In the main ScriptMaker window, give your master script a name (in this example, it’s List Incomplete By Client) and click on Create. Clear the default script commands A in the Script Definition window, and double-click on the Perform Script command B. Leave Perform Subscripts checked, select Find Incomplete Tasks from the Specify pop-up menu C, and click on OK to finish nesting your first subscript. To nest the second subscript, double-click on the Perform Script command again, but this time select Sort By Client And Owner from the pop-up menu.

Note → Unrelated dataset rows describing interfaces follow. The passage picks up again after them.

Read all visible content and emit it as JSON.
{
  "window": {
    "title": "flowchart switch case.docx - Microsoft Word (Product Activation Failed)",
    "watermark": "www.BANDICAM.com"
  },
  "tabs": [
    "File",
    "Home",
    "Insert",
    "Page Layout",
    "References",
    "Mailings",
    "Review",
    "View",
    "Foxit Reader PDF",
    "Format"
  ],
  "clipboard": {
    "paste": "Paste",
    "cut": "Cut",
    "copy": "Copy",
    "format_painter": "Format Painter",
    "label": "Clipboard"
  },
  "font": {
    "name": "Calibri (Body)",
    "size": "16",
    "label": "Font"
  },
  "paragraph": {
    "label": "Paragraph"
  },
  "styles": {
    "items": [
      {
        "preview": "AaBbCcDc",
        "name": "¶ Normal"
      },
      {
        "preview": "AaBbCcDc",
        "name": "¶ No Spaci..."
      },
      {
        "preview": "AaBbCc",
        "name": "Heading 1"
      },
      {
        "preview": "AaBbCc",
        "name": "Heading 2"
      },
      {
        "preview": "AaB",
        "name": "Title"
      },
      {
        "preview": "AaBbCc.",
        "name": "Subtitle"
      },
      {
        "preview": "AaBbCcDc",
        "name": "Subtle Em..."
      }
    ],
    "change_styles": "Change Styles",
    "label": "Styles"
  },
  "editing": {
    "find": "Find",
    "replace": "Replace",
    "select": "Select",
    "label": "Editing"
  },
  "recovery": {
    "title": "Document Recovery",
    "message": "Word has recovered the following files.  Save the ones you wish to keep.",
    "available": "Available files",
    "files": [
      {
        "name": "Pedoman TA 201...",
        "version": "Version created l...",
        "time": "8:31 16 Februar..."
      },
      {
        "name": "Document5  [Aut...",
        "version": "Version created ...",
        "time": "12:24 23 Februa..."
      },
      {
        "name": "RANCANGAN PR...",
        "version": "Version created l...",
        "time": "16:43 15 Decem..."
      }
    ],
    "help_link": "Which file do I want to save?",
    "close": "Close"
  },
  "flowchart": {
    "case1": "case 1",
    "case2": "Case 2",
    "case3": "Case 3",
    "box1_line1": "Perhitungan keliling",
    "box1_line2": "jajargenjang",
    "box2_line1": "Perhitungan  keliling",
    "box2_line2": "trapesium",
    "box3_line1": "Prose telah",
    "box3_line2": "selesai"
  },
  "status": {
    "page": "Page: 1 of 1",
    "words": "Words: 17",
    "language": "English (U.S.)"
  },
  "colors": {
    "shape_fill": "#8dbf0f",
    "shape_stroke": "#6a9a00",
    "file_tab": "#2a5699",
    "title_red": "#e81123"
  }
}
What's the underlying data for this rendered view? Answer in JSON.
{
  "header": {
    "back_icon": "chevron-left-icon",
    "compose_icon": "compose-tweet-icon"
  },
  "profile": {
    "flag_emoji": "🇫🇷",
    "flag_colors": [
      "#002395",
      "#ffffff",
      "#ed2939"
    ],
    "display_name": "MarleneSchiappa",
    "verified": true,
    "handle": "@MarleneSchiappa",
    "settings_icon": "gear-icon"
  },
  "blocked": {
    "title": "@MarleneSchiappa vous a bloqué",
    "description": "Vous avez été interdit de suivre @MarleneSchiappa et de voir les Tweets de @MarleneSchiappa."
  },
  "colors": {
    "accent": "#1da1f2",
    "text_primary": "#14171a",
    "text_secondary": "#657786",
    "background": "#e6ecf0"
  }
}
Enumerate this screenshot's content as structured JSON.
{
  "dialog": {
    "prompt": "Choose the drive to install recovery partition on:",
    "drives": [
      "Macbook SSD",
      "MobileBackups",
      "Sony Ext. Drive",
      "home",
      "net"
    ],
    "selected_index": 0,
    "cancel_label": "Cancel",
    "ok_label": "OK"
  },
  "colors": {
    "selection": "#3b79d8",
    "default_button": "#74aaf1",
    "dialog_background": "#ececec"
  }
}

Next, double-click on the Go To Layout command. Select the name of your list view (here it’s List Incomplete By Client) from the pop-up menu. Leave the Refresh Window option unselected. (It’s necessary only in certain circumstances – for instance, when you’ve updated calculations or relationships – and it slows things down.) Now click on OK. Your scripting is finished, so click on Done in the main ScriptMaker window.
4. Build a Button Now it’s time for our button to make its appearance. Attaching scripts to buttons is simple-just remember to attach a script to the button you create before placing it on layouts in your database. This will save you some grunt work.
Go to Layout mode and click on the Button tool A. Click and drag the cursor across your layout until you get the button dimensions you want B. In the resulting dialog box, select the Perform Script command C and then choose List Incomplete By Client from the Specify pop-up menu D. Leave the Pause option selected (it won’t affect this function), and choose the button style you prefer E. (To pick a button type in version 4, you must go to Edit: Preferences: Application: Layout.) Click on OK, and then complete the last step: type a label for your button in the layout.
5. Add a Finishing Touch If you’re not satisfied with FileMaker’s generic buttons, here’s one last user-interface tool for your repertoire: buttons with custom graphics. This step is optional, but it’s simple, and you can use the same technique to spruce up any layout.
In version 5, select Picture from the Insert menu. In the Picture dialog box, select the image you want; it will appear on your layout when you click on OK. In version 4, choose Layout mode, and open the Import Picture dialog box (File: Import/Export: Import Picture) to find the image you want for your button and put it in your layout.
Use the guide corners of the image to resize it if you wish. Then, under the Format menu, select Button. Finally, assign a function to the custom button, just as you would for a regular button.
Keep in mind that if you share this database across a network, custom images will cause your layouts to load more slowly. Be sure to test your database before going nuts with custom icons.
Here is the final result of performing the script